Our fates and sympathies are deeply intertwined
I grew up believing in the truth of the precepts that were available to me: I believed in the reality of space; I believed that distance separates, that it is a corporeal substance; I believed in the reality of nations and borders; I believed that across the border there existed another reality. Amitav Ghosh, The Shadow Lines (1988)
Just footsteps away from where this column is written, the Mandovi river opens up to meet the Arabian Sea. This is Panjim, the tiny capital city of Goa, India’s smallest state.
We are 2000km overland from Dhaka, with the breadth of the sub-continent sprawled between us, encompassing an immense swathe of the characteristically deshi tumult of languages, ethnicities, and cultural practices.
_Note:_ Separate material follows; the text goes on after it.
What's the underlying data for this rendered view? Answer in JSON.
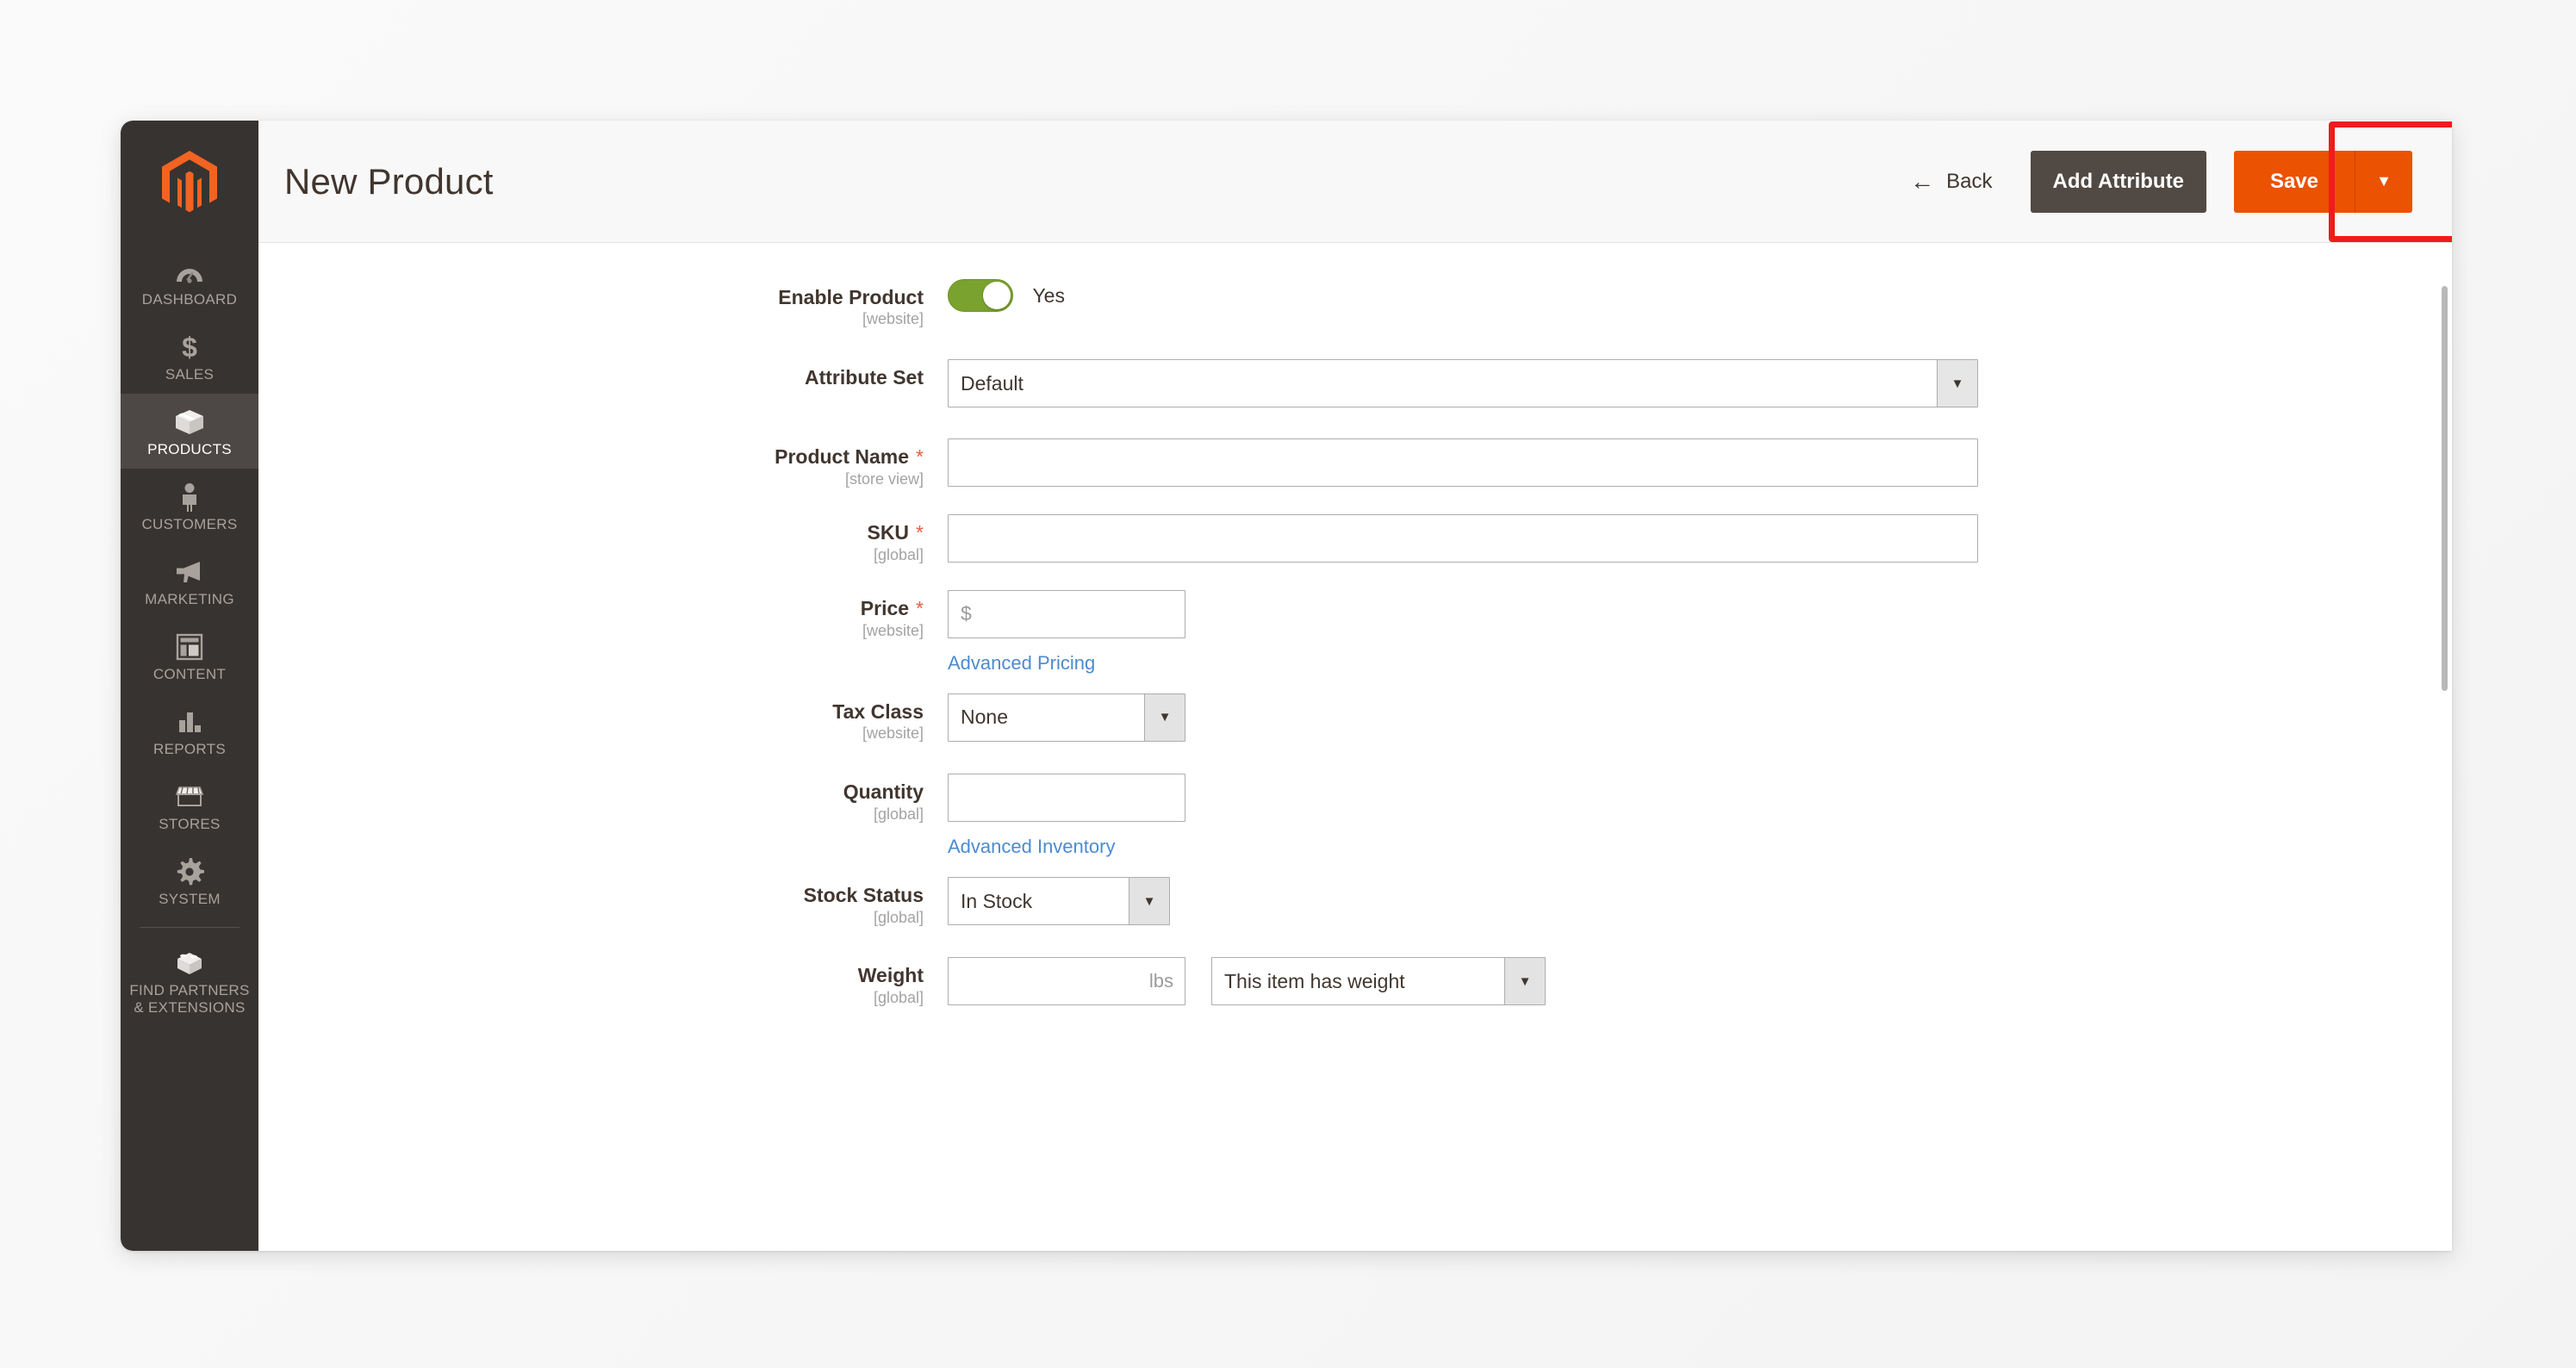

And yet, as is also typical for this part of the world, there are many profound connections between our two locations, which have persisted throughout every kind of political upheaval throughout the ages.
Some of these linkages are ancient, and thus only faintly discerned, such as those implied by the close relationship that linguistic scholars have found between the Bengali and Konkani languages.
But others are much more direct.
For just one example, in 1518, four ships commanded by João da Silveira sailed down the same Mandovi river which flows outside my windows, and headed purposefully across to Chittagong, where they arrived on May 9, and eventually established the first colonial enclave in Bengal.
This became part of the Portuguese Estado da Índia, and was administered and ruled directly from Goa (which had become its capital in 1510).
When the British supplanted that dominance in the 18th and 19th centuries, the old maritime connections were severed, only to be replaced by an even more robust Raj-era pipeline of teachers, tailors, musicians, bakers, and countless clerks and administrators from Goa who served in Bengal.
My grandmother’s cousin Joseph Anthony Vaz, who was the first of our community to become an Indian Civil Service officer (he won the Kaiser-e-Hind Gold Medal in 1921 for his efforts in famine relief), spent years in both western and eastern districts of the Raj-era Bengal Province.
The 1971 Bangladesh Liberation War featured significant Goan involvement in the Indian armed forces that defeated Pakistan.
My friend, the author Valmiki Faleiro -- whose 2010 book, Patriotism in Action, surveys Goa’s modern military history -- told me: “The number of Goan officers in action in 1971 was the highest in terms of regional representation, including the Sikhs.”
Goan commanders saw action on both western and eastern fronts: Lt General Walter AG Pinto in Punjab, Maj General Eustace D’Souza in the Kashmir valley, Lt General Eric Vaz in Rajasthan, and Maj General Benjamin F Gonsalves in what became Bangladesh.
Even more crucial was the role played by Anthony Mascarenhas, who was part of the small but persistently noteworthy Goan community in Karachi (there are still thousands who remain there). On June 13, 1971, his brave, shocking report about Pakistan’s war crimes against the Bangladeshi uprising was published in the Sunday Times in London.
In that decisive moment, world opinion pivoted in sympathy.
The paper’s editor Harold Evans later wrote that India’s Prime Minister Indira Gandhi told him the article upset her so deeply it prompted “a campaign of personal diplomacy in the European capitals and Moscow to prepare the ground for India’s armed intervention.”
The great Amitav Ghosh, who has ancestral roots in East Bengal and now spends part of each year living in Goa, once memorably wrote: “In the geography of human history, no culture is an island.”
It’s an essential insight, which applies in equal measure to our tormented 21st century, with its worldwide eruption of the politics of exclusion, even in the face of a looming climate change catastrophe.
We can certainly try to enforce barriers -- India has just announced plans to rapidly expand its non-cut meshed anti-rust fencing along the border with Bangladesh -- but our fates and sympathies have never been more intertwined.
An interesting episode that illustrates this remarkable coming-together took place over consecutive years at the Goa Arts and Literature Festival, which I co-curate along with the eminent Konkani writer Damodar Mauzo.
In the middle of the last decade, we were blessed with a strong delegation from Bangladesh, which included the effervescent US-based author, Abeer Hoque.
The next year, she came back again, and this time we were quite surprised and pleased to see the venue’s catering staff greeting her with much celebratory delight.
One of their colleagues in the previous year had been from Dhaka, and had insisted on taking them all to her sessions. They had become her fans. But the following year, there was no Abeer. The catering staff was incensed.
Every time they saw me, they complained: “What’s the point in even hosting this festival, if we don’t have anyone from Bangladesh?!”
Vivek Menezes is a writer based in Goa, India.